LS2N, Université de Nantes
Date(s) : 17/06/2019 iCal
11 h 00 min - 12 h 00 min
Many systems in nature, especially living systems, can be modelled as a collection of interacting oscillators. Such systems can exhibit a plethora of behaviours, amongst which synchronisation, a state of maximal coherence, is of crucial importance. Indeed, the synchronisation of the beat of heart cells is as necessary as the synchronisation of neurons can be a bad pre-seizure sign. So far, ensembles of oscillators have been studied mostly as closed systems so that all parameters such as coupling or frequencies are constant. Very often, however, living systems are open and under the non-negligible influence of their environment, which is in general varying with time. This in turn influence internal parameters of the systems: the frequency of our heartbeat is far from constant, for example. Here, we include time-variability in our mode, and see the effect it has on the dynamics and its stability.

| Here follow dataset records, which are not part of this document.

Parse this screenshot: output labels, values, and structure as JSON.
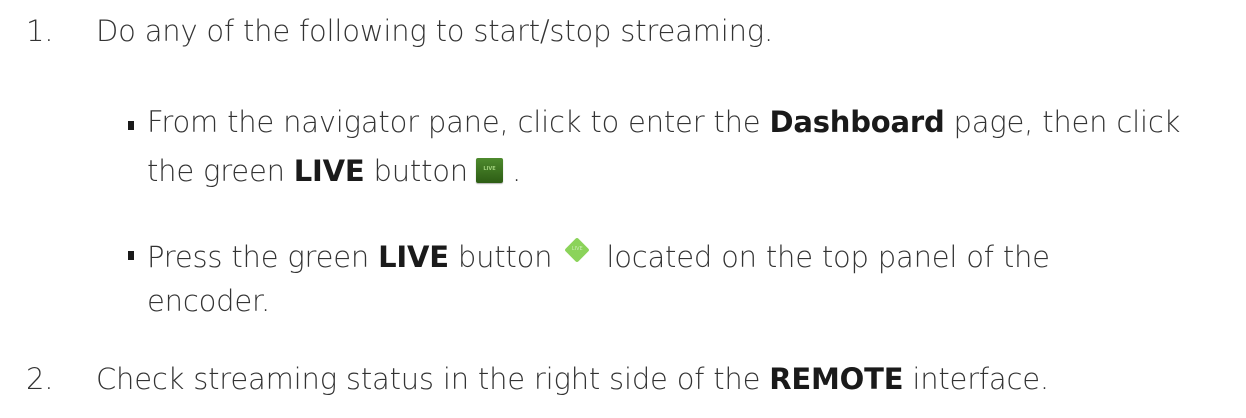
{
  "steps": [
    {
      "number": "1.",
      "text": "Do any of the following to start/stop streaming."
    },
    {
      "number": "2.",
      "text_prefix": "Check streaming status in the right side of the ",
      "bold": "REMOTE",
      "text_suffix": " interface."
    }
  ],
  "bullets": [
    {
      "line1_prefix": "From the navigator pane, click to enter the ",
      "line1_bold": "Dashboard",
      "line1_suffix": " page, then click",
      "line2_prefix": "the green ",
      "line2_bold": "LIVE",
      "line2_suffix": " button",
      "icon": "live-square-button-icon",
      "icon_text": "LIVE",
      "trailing": " ."
    },
    {
      "line1_prefix": "Press the green ",
      "line1_bold": "LIVE",
      "line1_mid": " button",
      "icon": "live-diamond-button-icon",
      "icon_text": "LIVE",
      "line1_suffix": "located on the top panel of the",
      "line2": "encoder."
    }
  ],
  "colors": {
    "text": "#333333",
    "live_square": "#2d5d14",
    "live_diamond": "#8bd35a"
  }
}
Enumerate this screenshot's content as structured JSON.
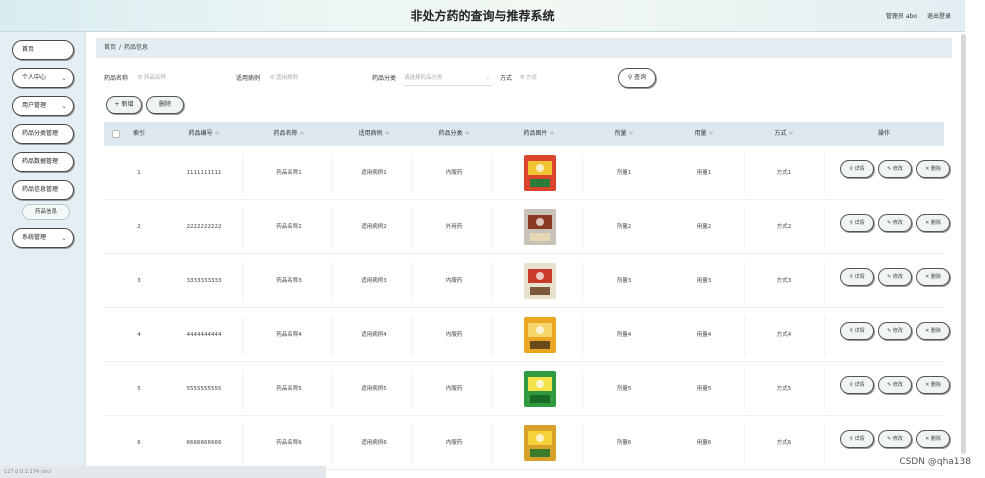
{
  "header": {
    "title": "非处方药的查询与推荐系统",
    "user": "管理员 abo",
    "logout": "退出登录"
  },
  "sidebar": {
    "items": [
      {
        "label": "首页",
        "chevron": false
      },
      {
        "label": "个人中心",
        "chevron": true
      },
      {
        "label": "用户管理",
        "chevron": true
      },
      {
        "label": "药品分类管理",
        "chevron": false
      },
      {
        "label": "药品数据管理",
        "chevron": false
      },
      {
        "label": "药品信息管理",
        "chevron": false
      }
    ],
    "sub_item": "药品信息",
    "last_item": {
      "label": "系统管理",
      "chevron": true
    }
  },
  "breadcrumb": {
    "home": "首页",
    "separator": "/",
    "current": "药品信息"
  },
  "search": {
    "name_label": "药品名称",
    "name_placeholder": "药品名称",
    "indication_label": "适用病例",
    "indication_placeholder": "适用病例",
    "category_label": "药品分类",
    "category_placeholder": "请选择药品分类",
    "method_label": "方式",
    "method_placeholder": "方式",
    "query_button": "查询",
    "search_icon": "magnifier-icon"
  },
  "actions": {
    "add": "+ 新增",
    "delete": "删除"
  },
  "table": {
    "columns": [
      "索引",
      "药品编号",
      "药品名称",
      "适用病例",
      "药品分类",
      "药品图片",
      "剂量",
      "用量",
      "方式",
      "操作"
    ],
    "sort_mark": "≑",
    "rows": [
      {
        "index": "1",
        "code": "1111111111",
        "name": "药品名称1",
        "indication": "适用病例1",
        "category": "内服药",
        "dosage": "剂量1",
        "usage": "用量1",
        "method": "方式1"
      },
      {
        "index": "2",
        "code": "2222222222",
        "name": "药品名称2",
        "indication": "适用病例2",
        "category": "外用药",
        "dosage": "剂量2",
        "usage": "用量2",
        "method": "方式2"
      },
      {
        "index": "3",
        "code": "3333333333",
        "name": "药品名称3",
        "indication": "适用病例3",
        "category": "内服药",
        "dosage": "剂量3",
        "usage": "用量3",
        "method": "方式3"
      },
      {
        "index": "4",
        "code": "4444444444",
        "name": "药品名称4",
        "indication": "适用病例4",
        "category": "内服药",
        "dosage": "剂量4",
        "usage": "用量4",
        "method": "方式4"
      },
      {
        "index": "5",
        "code": "5555555555",
        "name": "药品名称5",
        "indication": "适用病例5",
        "category": "内服药",
        "dosage": "剂量5",
        "usage": "用量5",
        "method": "方式5"
      },
      {
        "index": "6",
        "code": "6666666666",
        "name": "药品名称6",
        "indication": "适用病例6",
        "category": "内服药",
        "dosage": "剂量6",
        "usage": "用量6",
        "method": "方式6"
      }
    ],
    "row_actions": {
      "detail": "详情",
      "edit": "修改",
      "delete": "删除"
    }
  },
  "statusbar": "127.0.0.1:174 /src/",
  "watermark": "CSDN @qha138",
  "colors": {
    "header_bg": "#e2eff2",
    "sidebar_bg": "#e5eef2",
    "table_header_bg": "#dce8ed",
    "breadcrumb_bg": "#e4edf1"
  }
}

Here, we will see how time-variability can benefit or reduce stability in two scenarios: a temporal network (time-varying topology), and a network driven by an external oscillator with a time-varying frequency. We will discuss how, in the first case, synchronization is negatively affected, but that the region of synchronization is enlarged in the second case. Moreover, we will discuss the importance of looking into the dynamics of such systems at both short and long timescales. Time-varying features in models of living systems can bring us closer to realistic models, and allow us to reveal richer dynamics resulting from it.